PROBLEM REQUIREMENTS
Write out every entry exactly; the pictures do not belong in the copy.

RECORDS FOR PROCESSING
+---+
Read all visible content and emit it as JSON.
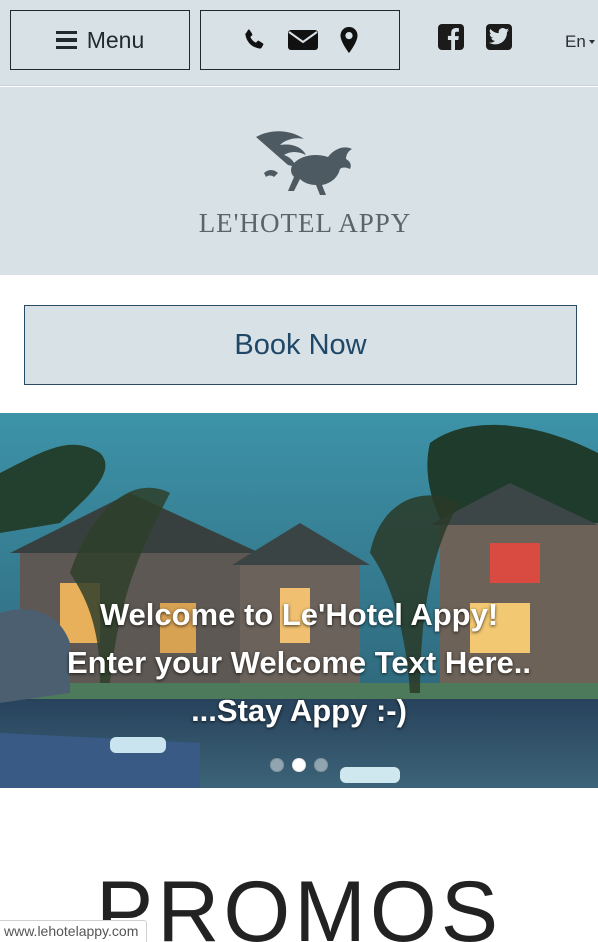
{
  "header": {
    "menu_label": "Menu",
    "icons": [
      "phone-icon",
      "envelope-icon",
      "map-marker-icon",
      "facebook-icon",
      "twitter-icon"
    ],
    "language": "En"
  },
  "logo": {
    "text": "LE'HOTEL APPY"
  },
  "book": {
    "label": "Book Now"
  },
  "hero": {
    "lines": [
      "Welcome to Le'Hotel Appy!",
      "Enter your Welcome Text Here..",
      "...Stay Appy :-)"
    ],
    "slides_count": 3,
    "active_slide": 2
  },
  "promos": {
    "title": "PROMOS"
  },
  "status": {
    "url": "www.lehotelappy.com"
  },
  "colors": {
    "header_bg": "#d8e1e6",
    "book_text": "#1f4767",
    "border_dark": "#1f2a30"
  }
}
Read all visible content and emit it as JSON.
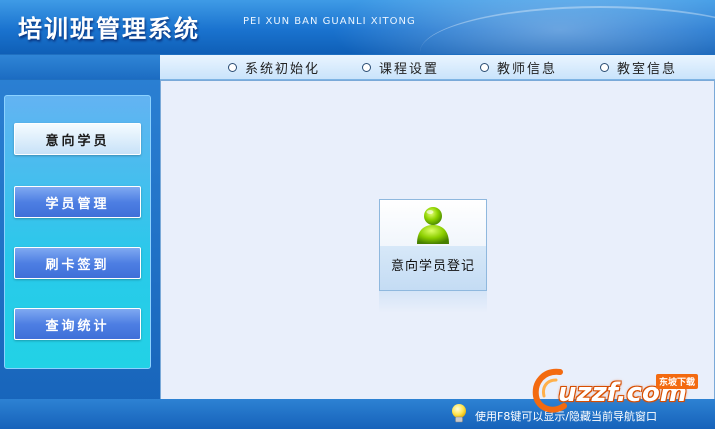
{
  "header": {
    "title": "培训班管理系统",
    "subtitle": "PEI XUN BAN GUANLI XITONG"
  },
  "menu": {
    "items": [
      {
        "label": "系统初始化"
      },
      {
        "label": "课程设置"
      },
      {
        "label": "教师信息"
      },
      {
        "label": "教室信息"
      }
    ]
  },
  "sidebar": {
    "items": [
      {
        "label": "意向学员",
        "active": true
      },
      {
        "label": "学员管理",
        "active": false
      },
      {
        "label": "刷卡签到",
        "active": false
      },
      {
        "label": "查询统计",
        "active": false
      }
    ]
  },
  "main": {
    "tile": {
      "label": "意向学员登记",
      "icon": "user-icon"
    }
  },
  "status": {
    "hint": "使用F8键可以显示/隐藏当前导航窗口",
    "icon": "lightbulb-icon"
  },
  "watermark": {
    "text": "uzzf.com",
    "badge": "东坡下载"
  },
  "colors": {
    "header_blue": "#1a73cf",
    "sidebar_cyan": "#29c9ea",
    "button_blue": "#4e7fe3",
    "main_bg": "#e9effb",
    "icon_green": "#8fd400"
  }
}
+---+
REPLY
Read all visible content and emit it as JSON.
{
  "header": {
    "menu_label": "Menu",
    "icons": [
      "phone-icon",
      "envelope-icon",
      "map-marker-icon",
      "facebook-icon",
      "twitter-icon"
    ],
    "language": "En"
  },
  "logo": {
    "text": "LE'HOTEL APPY"
  },
  "book": {
    "label": "Book Now"
  },
  "hero": {
    "lines": [
      "Welcome to Le'Hotel Appy!",
      "Enter your Welcome Text Here..",
      "...Stay Appy :-)"
    ],
    "slides_count": 3,
    "active_slide": 2
  },
  "promos": {
    "title": "PROMOS"
  },
  "status": {
    "url": "www.lehotelappy.com"
  },
  "colors": {
    "header_bg": "#d8e1e6",
    "book_text": "#1f4767",
    "border_dark": "#1f2a30"
  }
}
Read all visible content and emit it as JSON.
{
  "header": {
    "title": "培训班管理系统",
    "subtitle": "PEI XUN BAN GUANLI XITONG"
  },
  "menu": {
    "items": [
      {
        "label": "系统初始化"
      },
      {
        "label": "课程设置"
      },
      {
        "label": "教师信息"
      },
      {
        "label": "教室信息"
      }
    ]
  },
  "sidebar": {
    "items": [
      {
        "label": "意向学员",
        "active": true
      },
      {
        "label": "学员管理",
        "active": false
      },
      {
        "label": "刷卡签到",
        "active": false
      },
      {
        "label": "查询统计",
        "active": false
      }
    ]
  },
  "main": {
    "tile": {
      "label": "意向学员登记",
      "icon": "user-icon"
    }
  },
  "status": {
    "hint": "使用F8键可以显示/隐藏当前导航窗口",
    "icon": "lightbulb-icon"
  },
  "watermark": {
    "text": "uzzf.com",
    "badge": "东坡下载"
  },
  "colors": {
    "header_blue": "#1a73cf",
    "sidebar_cyan": "#29c9ea",
    "button_blue": "#4e7fe3",
    "main_bg": "#e9effb",
    "icon_green": "#8fd400"
  }
}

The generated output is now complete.